Data records for software interfaces:
════════
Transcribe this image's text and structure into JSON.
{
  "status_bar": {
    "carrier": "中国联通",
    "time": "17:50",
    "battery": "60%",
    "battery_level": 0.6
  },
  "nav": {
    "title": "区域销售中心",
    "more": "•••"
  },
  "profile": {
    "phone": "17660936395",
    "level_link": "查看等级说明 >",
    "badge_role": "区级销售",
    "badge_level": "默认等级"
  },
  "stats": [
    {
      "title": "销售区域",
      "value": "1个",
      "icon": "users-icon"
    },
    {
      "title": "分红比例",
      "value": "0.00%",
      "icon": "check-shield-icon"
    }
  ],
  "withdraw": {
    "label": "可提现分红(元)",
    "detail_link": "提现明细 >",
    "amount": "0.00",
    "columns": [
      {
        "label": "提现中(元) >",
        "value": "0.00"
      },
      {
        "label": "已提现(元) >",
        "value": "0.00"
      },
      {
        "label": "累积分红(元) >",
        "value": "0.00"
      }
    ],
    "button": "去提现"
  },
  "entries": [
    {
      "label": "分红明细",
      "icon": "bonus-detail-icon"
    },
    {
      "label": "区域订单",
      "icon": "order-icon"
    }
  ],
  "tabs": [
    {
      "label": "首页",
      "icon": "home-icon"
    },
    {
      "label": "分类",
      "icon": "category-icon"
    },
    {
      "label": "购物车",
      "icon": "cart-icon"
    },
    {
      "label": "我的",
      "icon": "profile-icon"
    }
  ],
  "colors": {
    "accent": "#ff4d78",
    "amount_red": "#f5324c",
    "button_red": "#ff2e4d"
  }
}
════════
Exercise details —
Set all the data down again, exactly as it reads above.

Response area —
Transcribe this image's text and structure into JSON.
{
  "status_bar": {
    "carrier": "中国联通",
    "time": "17:50",
    "battery": "60%",
    "battery_level": 0.6
  },
  "nav": {
    "title": "区域销售中心",
    "more": "•••"
  },
  "profile": {
    "phone": "17660936395",
    "level_link": "查看等级说明 >",
    "badge_role": "区级销售",
    "badge_level": "默认等级"
  },
  "stats": [
    {
      "title": "销售区域",
      "value": "1个",
      "icon": "users-icon"
    },
    {
      "title": "分红比例",
      "value": "0.00%",
      "icon": "check-shield-icon"
    }
  ],
  "withdraw": {
    "label": "可提现分红(元)",
    "detail_link": "提现明细 >",
    "amount": "0.00",
    "columns": [
      {
        "label": "提现中(元) >",
        "value": "0.00"
      },
      {
        "label": "已提现(元) >",
        "value": "0.00"
      },
      {
        "label": "累积分红(元) >",
        "value": "0.00"
      }
    ],
    "button": "去提现"
  },
  "entries": [
    {
      "label": "分红明细",
      "icon": "bonus-detail-icon"
    },
    {
      "label": "区域订单",
      "icon": "order-icon"
    }
  ],
  "tabs": [
    {
      "label": "首页",
      "icon": "home-icon"
    },
    {
      "label": "分类",
      "icon": "category-icon"
    },
    {
      "label": "购物车",
      "icon": "cart-icon"
    },
    {
      "label": "我的",
      "icon": "profile-icon"
    }
  ],
  "colors": {
    "accent": "#ff4d78",
    "amount_red": "#f5324c",
    "button_red": "#ff2e4d"
  }
}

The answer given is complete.